> [TASK INSTRUCTIONS] The lines you return should be those containing the string "subtitle", taken from the data below.

INPUT FOR THIS TASK Block Start

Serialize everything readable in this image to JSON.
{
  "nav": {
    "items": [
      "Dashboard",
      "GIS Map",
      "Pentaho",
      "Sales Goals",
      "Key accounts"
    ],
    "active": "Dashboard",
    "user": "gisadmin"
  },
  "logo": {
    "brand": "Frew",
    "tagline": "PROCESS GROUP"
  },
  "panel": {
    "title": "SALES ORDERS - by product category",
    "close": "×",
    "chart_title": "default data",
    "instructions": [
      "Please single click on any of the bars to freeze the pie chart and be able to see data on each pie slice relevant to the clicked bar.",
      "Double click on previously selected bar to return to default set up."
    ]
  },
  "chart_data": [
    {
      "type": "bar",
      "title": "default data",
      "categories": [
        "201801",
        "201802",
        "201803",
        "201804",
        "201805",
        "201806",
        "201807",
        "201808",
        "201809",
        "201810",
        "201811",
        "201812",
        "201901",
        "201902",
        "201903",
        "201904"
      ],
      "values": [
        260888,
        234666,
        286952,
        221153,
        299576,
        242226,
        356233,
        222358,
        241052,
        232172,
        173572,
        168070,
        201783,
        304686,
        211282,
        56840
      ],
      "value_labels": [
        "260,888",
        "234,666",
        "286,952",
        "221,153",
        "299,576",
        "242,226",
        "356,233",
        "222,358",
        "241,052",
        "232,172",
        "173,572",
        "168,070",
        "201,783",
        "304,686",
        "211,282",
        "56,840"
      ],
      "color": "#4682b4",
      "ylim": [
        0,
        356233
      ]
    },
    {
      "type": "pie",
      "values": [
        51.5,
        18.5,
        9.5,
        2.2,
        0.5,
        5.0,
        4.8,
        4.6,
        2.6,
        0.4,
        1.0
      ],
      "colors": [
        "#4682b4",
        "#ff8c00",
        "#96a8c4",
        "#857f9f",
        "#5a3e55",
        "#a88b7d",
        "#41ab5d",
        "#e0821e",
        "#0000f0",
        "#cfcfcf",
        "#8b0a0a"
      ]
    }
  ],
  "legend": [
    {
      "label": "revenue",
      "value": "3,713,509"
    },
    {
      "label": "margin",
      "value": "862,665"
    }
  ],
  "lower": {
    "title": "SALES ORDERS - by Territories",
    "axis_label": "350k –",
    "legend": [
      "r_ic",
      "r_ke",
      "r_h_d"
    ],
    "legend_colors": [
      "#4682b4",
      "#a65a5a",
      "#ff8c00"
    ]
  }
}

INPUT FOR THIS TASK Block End
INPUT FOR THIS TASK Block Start

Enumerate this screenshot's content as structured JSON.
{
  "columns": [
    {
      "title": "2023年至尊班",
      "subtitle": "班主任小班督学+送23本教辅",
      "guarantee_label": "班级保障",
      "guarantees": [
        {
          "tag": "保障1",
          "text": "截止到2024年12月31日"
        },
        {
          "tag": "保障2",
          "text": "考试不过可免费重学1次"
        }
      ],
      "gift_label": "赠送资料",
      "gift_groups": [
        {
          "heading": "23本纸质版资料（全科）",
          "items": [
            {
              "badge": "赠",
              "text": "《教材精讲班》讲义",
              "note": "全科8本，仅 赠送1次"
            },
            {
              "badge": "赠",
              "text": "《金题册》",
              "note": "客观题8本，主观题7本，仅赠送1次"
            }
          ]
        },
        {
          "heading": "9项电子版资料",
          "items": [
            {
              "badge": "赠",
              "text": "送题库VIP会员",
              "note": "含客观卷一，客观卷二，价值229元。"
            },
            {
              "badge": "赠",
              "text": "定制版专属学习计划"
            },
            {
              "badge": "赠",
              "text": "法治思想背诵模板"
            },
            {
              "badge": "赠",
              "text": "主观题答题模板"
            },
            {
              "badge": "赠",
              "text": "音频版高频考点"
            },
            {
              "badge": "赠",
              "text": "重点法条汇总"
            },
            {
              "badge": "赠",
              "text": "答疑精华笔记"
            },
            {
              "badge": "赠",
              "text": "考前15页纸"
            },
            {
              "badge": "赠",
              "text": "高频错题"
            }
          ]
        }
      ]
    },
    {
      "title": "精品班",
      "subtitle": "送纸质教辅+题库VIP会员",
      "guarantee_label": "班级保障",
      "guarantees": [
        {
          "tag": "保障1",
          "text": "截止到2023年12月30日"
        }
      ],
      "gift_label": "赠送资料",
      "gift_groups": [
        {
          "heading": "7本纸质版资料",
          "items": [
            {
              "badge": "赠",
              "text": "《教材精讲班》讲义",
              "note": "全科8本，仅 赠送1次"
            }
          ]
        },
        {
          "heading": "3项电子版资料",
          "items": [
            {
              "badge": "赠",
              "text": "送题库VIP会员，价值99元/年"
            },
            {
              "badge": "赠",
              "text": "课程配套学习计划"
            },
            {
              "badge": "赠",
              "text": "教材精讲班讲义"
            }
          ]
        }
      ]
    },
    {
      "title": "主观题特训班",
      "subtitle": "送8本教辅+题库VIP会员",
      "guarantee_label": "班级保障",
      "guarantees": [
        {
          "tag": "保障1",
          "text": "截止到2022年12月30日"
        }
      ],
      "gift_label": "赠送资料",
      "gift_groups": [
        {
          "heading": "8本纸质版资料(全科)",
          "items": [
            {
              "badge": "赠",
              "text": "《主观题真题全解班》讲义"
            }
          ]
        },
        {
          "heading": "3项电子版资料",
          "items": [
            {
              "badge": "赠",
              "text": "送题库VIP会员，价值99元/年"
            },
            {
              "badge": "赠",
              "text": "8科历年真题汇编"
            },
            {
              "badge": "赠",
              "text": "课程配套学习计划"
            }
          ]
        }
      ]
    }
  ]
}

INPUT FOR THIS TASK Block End

> [RESPONSE]
      "subtitle": "班主任小班督学+送23本教辅",
      "subtitle": "送纸质教辅+题库VIP会员",
      "subtitle": "送8本教辅+题库VIP会员",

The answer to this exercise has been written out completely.